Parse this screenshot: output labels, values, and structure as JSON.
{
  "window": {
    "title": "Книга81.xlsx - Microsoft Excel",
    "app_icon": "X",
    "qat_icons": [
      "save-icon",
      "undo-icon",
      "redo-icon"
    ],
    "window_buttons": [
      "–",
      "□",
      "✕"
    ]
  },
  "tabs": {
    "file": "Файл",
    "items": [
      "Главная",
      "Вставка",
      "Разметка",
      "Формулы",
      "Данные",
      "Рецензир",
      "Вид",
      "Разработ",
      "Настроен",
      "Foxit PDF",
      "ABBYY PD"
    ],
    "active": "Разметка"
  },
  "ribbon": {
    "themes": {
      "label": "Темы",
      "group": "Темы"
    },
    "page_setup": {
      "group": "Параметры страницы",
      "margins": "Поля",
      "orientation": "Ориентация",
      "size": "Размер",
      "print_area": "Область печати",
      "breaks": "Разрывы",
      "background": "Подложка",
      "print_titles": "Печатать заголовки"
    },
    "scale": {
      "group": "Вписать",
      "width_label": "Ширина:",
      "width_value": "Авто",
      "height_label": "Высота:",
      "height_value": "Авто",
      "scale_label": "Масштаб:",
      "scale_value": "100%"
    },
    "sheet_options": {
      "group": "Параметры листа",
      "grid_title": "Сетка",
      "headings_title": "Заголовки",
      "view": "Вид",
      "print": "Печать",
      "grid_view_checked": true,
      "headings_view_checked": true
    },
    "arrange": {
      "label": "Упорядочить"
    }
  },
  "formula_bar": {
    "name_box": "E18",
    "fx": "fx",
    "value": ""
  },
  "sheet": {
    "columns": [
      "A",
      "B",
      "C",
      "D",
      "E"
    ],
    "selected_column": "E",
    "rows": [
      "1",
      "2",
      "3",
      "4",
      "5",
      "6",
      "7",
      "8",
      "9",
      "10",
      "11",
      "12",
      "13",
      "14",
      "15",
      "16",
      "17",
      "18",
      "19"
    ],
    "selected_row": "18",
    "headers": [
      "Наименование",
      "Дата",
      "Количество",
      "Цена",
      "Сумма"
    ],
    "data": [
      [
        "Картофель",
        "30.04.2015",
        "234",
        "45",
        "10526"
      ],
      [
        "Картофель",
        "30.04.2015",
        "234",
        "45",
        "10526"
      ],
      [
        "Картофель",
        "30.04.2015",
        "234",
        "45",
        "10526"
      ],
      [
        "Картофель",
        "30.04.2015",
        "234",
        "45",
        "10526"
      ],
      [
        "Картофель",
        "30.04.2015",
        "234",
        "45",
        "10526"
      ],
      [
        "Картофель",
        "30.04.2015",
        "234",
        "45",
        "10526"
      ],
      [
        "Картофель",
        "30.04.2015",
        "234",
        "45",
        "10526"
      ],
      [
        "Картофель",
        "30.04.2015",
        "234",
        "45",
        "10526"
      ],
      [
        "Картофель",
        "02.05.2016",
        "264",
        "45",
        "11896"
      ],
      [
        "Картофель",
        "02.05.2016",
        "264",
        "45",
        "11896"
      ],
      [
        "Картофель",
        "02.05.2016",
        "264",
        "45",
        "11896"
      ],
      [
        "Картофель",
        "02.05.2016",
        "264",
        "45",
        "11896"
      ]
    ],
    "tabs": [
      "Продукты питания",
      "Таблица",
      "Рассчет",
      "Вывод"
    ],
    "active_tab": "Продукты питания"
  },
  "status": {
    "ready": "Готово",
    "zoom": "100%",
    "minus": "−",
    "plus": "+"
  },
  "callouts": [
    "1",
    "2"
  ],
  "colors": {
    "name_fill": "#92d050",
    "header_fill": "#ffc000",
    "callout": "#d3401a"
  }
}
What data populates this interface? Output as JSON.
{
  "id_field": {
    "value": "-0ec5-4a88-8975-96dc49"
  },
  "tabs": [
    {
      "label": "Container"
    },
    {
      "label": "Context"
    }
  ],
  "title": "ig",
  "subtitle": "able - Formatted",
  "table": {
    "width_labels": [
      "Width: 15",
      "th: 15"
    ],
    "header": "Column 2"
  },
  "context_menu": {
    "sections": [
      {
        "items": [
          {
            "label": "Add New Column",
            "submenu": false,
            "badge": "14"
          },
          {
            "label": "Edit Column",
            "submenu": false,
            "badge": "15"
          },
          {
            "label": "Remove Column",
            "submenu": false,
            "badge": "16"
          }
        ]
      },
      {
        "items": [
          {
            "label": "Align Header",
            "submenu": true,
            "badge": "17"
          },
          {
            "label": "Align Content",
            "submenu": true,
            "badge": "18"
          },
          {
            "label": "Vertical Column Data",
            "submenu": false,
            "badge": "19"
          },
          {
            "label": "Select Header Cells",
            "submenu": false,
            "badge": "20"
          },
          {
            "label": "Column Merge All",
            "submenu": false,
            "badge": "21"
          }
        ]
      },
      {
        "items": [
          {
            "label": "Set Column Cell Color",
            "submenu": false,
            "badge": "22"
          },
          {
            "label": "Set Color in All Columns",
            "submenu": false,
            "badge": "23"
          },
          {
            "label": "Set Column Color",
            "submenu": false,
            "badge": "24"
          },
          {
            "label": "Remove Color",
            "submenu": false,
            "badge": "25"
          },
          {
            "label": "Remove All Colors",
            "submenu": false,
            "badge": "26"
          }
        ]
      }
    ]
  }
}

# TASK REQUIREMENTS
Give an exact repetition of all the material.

# RESULT OF THIS TASK
Parse this screenshot: output labels, values, and structure as JSON.
{
  "window": {
    "title": "Книга81.xlsx - Microsoft Excel",
    "app_icon": "X",
    "qat_icons": [
      "save-icon",
      "undo-icon",
      "redo-icon"
    ],
    "window_buttons": [
      "–",
      "□",
      "✕"
    ]
  },
  "tabs": {
    "file": "Файл",
    "items": [
      "Главная",
      "Вставка",
      "Разметка",
      "Формулы",
      "Данные",
      "Рецензир",
      "Вид",
      "Разработ",
      "Настроен",
      "Foxit PDF",
      "ABBYY PD"
    ],
    "active": "Разметка"
  },
  "ribbon": {
    "themes": {
      "label": "Темы",
      "group": "Темы"
    },
    "page_setup": {
      "group": "Параметры страницы",
      "margins": "Поля",
      "orientation": "Ориентация",
      "size": "Размер",
      "print_area": "Область печати",
      "breaks": "Разрывы",
      "background": "Подложка",
      "print_titles": "Печатать заголовки"
    },
    "scale": {
      "group": "Вписать",
      "width_label": "Ширина:",
      "width_value": "Авто",
      "height_label": "Высота:",
      "height_value": "Авто",
      "scale_label": "Масштаб:",
      "scale_value": "100%"
    },
    "sheet_options": {
      "group": "Параметры листа",
      "grid_title": "Сетка",
      "headings_title": "Заголовки",
      "view": "Вид",
      "print": "Печать",
      "grid_view_checked": true,
      "headings_view_checked": true
    },
    "arrange": {
      "label": "Упорядочить"
    }
  },
  "formula_bar": {
    "name_box": "E18",
    "fx": "fx",
    "value": ""
  },
  "sheet": {
    "columns": [
      "A",
      "B",
      "C",
      "D",
      "E"
    ],
    "selected_column": "E",
    "rows": [
      "1",
      "2",
      "3",
      "4",
      "5",
      "6",
      "7",
      "8",
      "9",
      "10",
      "11",
      "12",
      "13",
      "14",
      "15",
      "16",
      "17",
      "18",
      "19"
    ],
    "selected_row": "18",
    "headers": [
      "Наименование",
      "Дата",
      "Количество",
      "Цена",
      "Сумма"
    ],
    "data": [
      [
        "Картофель",
        "30.04.2015",
        "234",
        "45",
        "10526"
      ],
      [
        "Картофель",
        "30.04.2015",
        "234",
        "45",
        "10526"
      ],
      [
        "Картофель",
        "30.04.2015",
        "234",
        "45",
        "10526"
      ],
      [
        "Картофель",
        "30.04.2015",
        "234",
        "45",
        "10526"
      ],
      [
        "Картофель",
        "30.04.2015",
        "234",
        "45",
        "10526"
      ],
      [
        "Картофель",
        "30.04.2015",
        "234",
        "45",
        "10526"
      ],
      [
        "Картофель",
        "30.04.2015",
        "234",
        "45",
        "10526"
      ],
      [
        "Картофель",
        "30.04.2015",
        "234",
        "45",
        "10526"
      ],
      [
        "Картофель",
        "02.05.2016",
        "264",
        "45",
        "11896"
      ],
      [
        "Картофель",
        "02.05.2016",
        "264",
        "45",
        "11896"
      ],
      [
        "Картофель",
        "02.05.2016",
        "264",
        "45",
        "11896"
      ],
      [
        "Картофель",
        "02.05.2016",
        "264",
        "45",
        "11896"
      ]
    ],
    "tabs": [
      "Продукты питания",
      "Таблица",
      "Рассчет",
      "Вывод"
    ],
    "active_tab": "Продукты питания"
  },
  "status": {
    "ready": "Готово",
    "zoom": "100%",
    "minus": "−",
    "plus": "+"
  },
  "callouts": [
    "1",
    "2"
  ],
  "colors": {
    "name_fill": "#92d050",
    "header_fill": "#ffc000",
    "callout": "#d3401a"
  }
}
What data populates this interface? Output as JSON.
{
  "id_field": {
    "value": "-0ec5-4a88-8975-96dc49"
  },
  "tabs": [
    {
      "label": "Container"
    },
    {
      "label": "Context"
    }
  ],
  "title": "ig",
  "subtitle": "able - Formatted",
  "table": {
    "width_labels": [
      "Width: 15",
      "th: 15"
    ],
    "header": "Column 2"
  },
  "context_menu": {
    "sections": [
      {
        "items": [
          {
            "label": "Add New Column",
            "submenu": false,
            "badge": "14"
          },
          {
            "label": "Edit Column",
            "submenu": false,
            "badge": "15"
          },
          {
            "label": "Remove Column",
            "submenu": false,
            "badge": "16"
          }
        ]
      },
      {
        "items": [
          {
            "label": "Align Header",
            "submenu": true,
            "badge": "17"
          },
          {
            "label": "Align Content",
            "submenu": true,
            "badge": "18"
          },
          {
            "label": "Vertical Column Data",
            "submenu": false,
            "badge": "19"
          },
          {
            "label": "Select Header Cells",
            "submenu": false,
            "badge": "20"
          },
          {
            "label": "Column Merge All",
            "submenu": false,
            "badge": "21"
          }
        ]
      },
      {
        "items": [
          {
            "label": "Set Column Cell Color",
            "submenu": false,
            "badge": "22"
          },
          {
            "label": "Set Color in All Columns",
            "submenu": false,
            "badge": "23"
          },
          {
            "label": "Set Column Color",
            "submenu": false,
            "badge": "24"
          },
          {
            "label": "Remove Color",
            "submenu": false,
            "badge": "25"
          },
          {
            "label": "Remove All Colors",
            "submenu": false,
            "badge": "26"
          }
        ]
      }
    ]
  }
}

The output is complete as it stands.